>>

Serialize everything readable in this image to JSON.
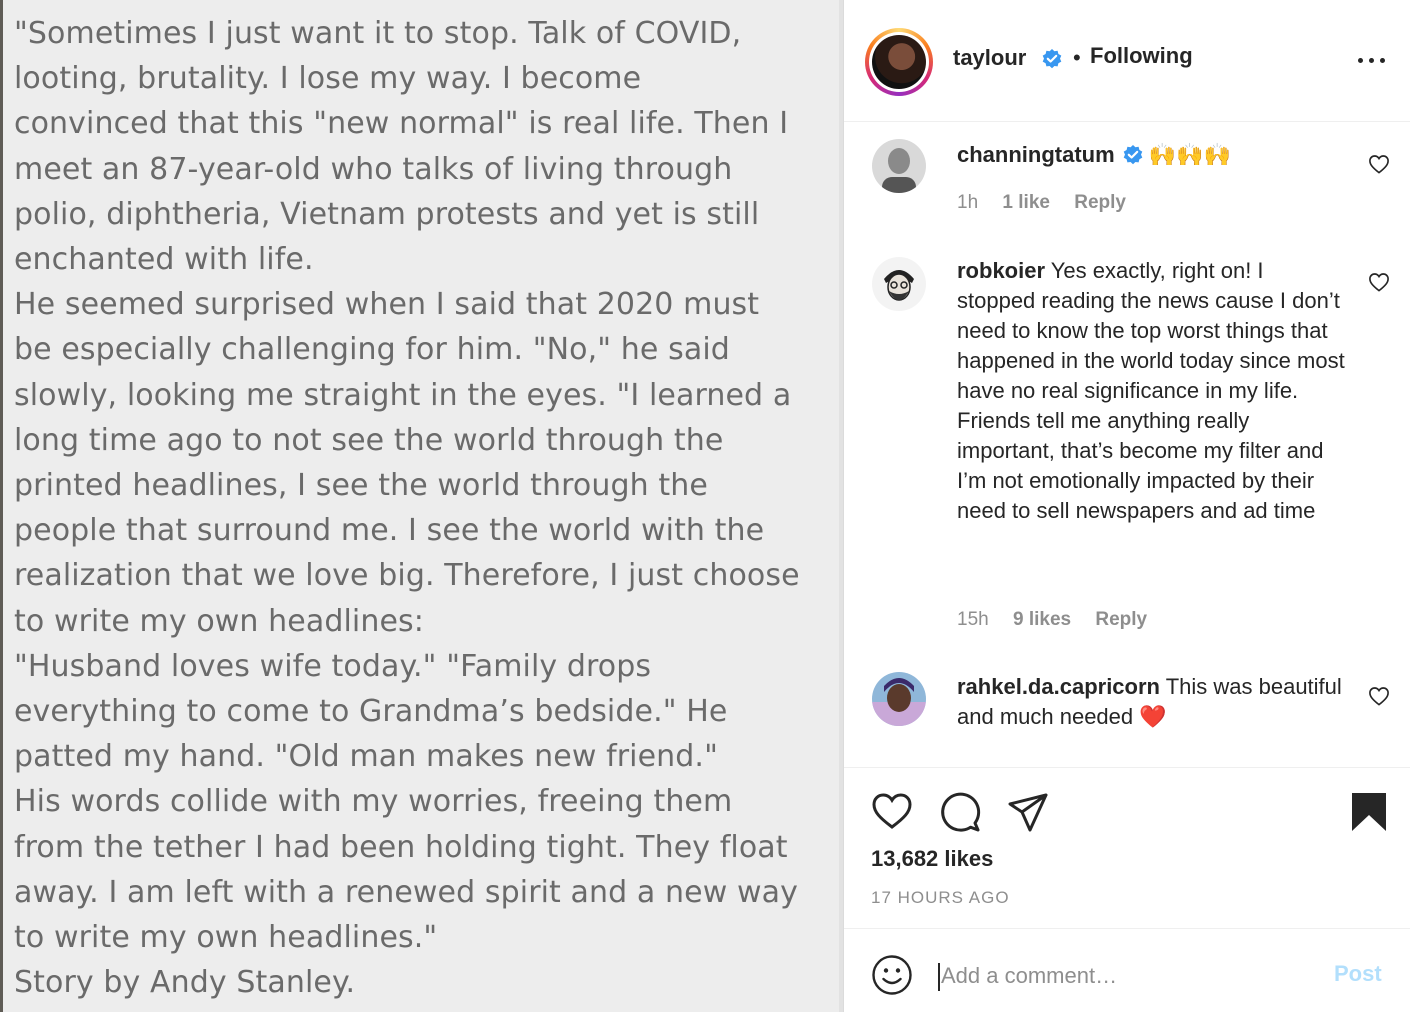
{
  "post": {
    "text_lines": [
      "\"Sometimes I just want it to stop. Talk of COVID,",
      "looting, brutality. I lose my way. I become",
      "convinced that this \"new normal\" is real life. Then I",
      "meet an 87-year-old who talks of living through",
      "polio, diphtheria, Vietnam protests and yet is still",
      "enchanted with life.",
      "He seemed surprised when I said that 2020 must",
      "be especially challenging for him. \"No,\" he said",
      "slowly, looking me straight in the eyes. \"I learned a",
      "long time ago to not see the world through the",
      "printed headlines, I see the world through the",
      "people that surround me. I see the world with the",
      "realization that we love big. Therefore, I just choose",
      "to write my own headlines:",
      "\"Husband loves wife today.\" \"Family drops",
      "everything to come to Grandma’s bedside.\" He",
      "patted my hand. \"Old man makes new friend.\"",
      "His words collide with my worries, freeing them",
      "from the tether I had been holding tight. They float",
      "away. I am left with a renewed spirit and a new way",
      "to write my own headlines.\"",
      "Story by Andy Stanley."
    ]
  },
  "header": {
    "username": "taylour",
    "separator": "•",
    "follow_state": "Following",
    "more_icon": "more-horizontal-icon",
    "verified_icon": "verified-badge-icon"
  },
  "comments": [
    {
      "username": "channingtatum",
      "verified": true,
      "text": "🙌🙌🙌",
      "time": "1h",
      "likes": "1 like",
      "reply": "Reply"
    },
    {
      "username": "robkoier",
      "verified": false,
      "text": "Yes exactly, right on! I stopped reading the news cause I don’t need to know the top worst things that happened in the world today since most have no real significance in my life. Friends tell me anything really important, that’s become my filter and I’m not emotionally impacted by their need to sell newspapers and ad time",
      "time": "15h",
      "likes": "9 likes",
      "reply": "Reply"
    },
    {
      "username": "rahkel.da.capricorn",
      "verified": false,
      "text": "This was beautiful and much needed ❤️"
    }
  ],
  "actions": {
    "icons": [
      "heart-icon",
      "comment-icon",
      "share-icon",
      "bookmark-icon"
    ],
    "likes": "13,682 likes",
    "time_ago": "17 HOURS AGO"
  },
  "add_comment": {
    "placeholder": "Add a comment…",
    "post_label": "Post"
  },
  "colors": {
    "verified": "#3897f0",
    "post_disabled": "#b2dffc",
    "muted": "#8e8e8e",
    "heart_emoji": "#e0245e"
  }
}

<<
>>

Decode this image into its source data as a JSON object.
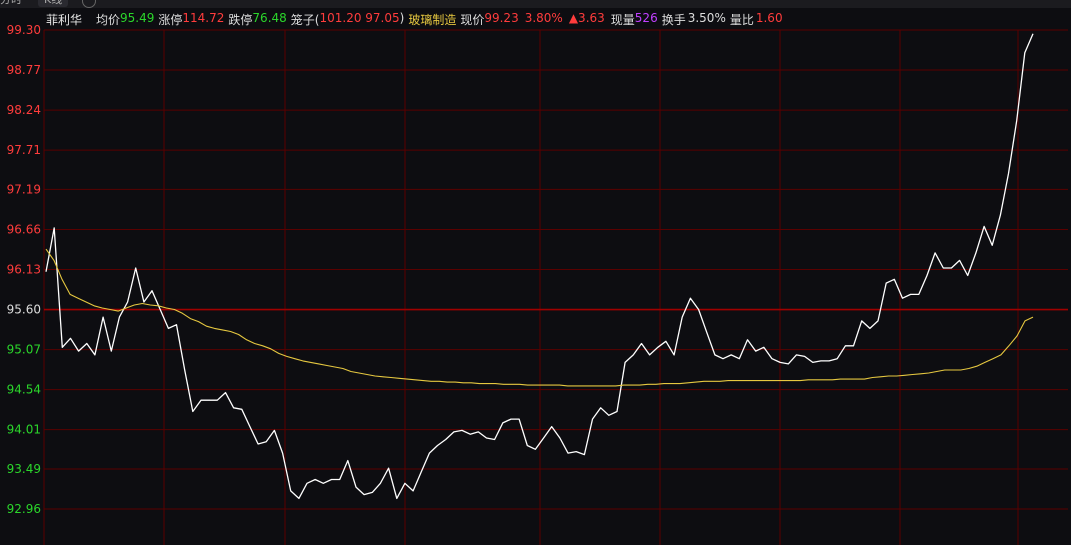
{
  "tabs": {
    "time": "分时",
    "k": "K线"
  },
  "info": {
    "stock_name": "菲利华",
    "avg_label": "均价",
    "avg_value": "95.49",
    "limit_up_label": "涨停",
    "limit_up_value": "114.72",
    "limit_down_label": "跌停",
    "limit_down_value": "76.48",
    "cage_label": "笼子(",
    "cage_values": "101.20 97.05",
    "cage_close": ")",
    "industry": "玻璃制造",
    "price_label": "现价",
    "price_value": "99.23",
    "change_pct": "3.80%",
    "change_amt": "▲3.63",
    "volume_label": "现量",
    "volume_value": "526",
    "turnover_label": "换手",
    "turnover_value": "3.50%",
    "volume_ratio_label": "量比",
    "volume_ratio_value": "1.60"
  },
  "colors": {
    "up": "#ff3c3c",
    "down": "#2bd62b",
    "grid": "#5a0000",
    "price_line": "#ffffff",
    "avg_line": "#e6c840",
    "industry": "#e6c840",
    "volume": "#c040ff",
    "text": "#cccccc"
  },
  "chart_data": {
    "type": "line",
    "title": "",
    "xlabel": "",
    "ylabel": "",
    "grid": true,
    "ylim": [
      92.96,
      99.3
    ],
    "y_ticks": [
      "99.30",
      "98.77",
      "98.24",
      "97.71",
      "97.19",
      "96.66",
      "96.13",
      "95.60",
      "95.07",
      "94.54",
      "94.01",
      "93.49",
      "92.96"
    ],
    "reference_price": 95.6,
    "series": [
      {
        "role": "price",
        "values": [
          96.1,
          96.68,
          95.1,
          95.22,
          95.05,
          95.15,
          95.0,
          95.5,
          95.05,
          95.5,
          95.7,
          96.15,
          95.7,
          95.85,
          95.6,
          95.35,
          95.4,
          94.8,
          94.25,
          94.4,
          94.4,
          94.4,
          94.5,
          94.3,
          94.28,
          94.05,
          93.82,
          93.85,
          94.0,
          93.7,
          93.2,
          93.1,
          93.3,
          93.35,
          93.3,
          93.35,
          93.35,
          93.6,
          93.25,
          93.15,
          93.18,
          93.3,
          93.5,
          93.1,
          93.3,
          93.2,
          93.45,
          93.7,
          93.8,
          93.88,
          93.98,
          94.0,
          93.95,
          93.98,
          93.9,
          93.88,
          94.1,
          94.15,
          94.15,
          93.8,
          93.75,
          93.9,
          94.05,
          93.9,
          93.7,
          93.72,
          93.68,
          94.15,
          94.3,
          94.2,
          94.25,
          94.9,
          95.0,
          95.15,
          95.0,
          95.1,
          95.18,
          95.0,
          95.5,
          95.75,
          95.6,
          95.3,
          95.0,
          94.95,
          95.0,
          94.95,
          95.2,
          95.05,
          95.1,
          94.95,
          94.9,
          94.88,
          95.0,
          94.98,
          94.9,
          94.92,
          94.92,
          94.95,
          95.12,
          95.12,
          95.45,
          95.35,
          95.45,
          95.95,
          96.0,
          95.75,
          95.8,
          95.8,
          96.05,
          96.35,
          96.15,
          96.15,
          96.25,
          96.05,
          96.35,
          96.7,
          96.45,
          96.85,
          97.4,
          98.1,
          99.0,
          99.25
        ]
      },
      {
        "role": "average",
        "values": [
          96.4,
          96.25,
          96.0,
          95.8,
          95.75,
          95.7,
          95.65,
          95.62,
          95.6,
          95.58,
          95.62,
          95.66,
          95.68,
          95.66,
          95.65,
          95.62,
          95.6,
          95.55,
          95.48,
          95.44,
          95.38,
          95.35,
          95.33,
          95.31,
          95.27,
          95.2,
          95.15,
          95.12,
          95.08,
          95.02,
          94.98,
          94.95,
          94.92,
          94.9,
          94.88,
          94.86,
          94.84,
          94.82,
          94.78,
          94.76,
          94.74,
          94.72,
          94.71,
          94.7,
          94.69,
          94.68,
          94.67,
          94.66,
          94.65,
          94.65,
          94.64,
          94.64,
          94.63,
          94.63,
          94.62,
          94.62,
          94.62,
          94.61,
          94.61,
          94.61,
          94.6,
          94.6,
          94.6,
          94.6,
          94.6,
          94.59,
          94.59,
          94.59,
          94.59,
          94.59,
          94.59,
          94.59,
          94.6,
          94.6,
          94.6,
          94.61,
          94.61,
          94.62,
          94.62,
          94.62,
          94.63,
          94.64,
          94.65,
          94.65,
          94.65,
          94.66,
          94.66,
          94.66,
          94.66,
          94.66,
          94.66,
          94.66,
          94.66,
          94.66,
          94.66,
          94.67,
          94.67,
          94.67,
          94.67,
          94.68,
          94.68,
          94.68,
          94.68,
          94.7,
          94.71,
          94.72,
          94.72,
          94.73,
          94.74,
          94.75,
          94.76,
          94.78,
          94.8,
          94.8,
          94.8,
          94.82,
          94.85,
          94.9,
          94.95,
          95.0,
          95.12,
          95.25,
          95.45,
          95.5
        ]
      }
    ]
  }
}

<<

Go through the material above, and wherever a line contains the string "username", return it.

    "username": "taylour",
      "username": "channingtatum",
      "username": "robkoier",
      "username": "rahkel.da.capricorn",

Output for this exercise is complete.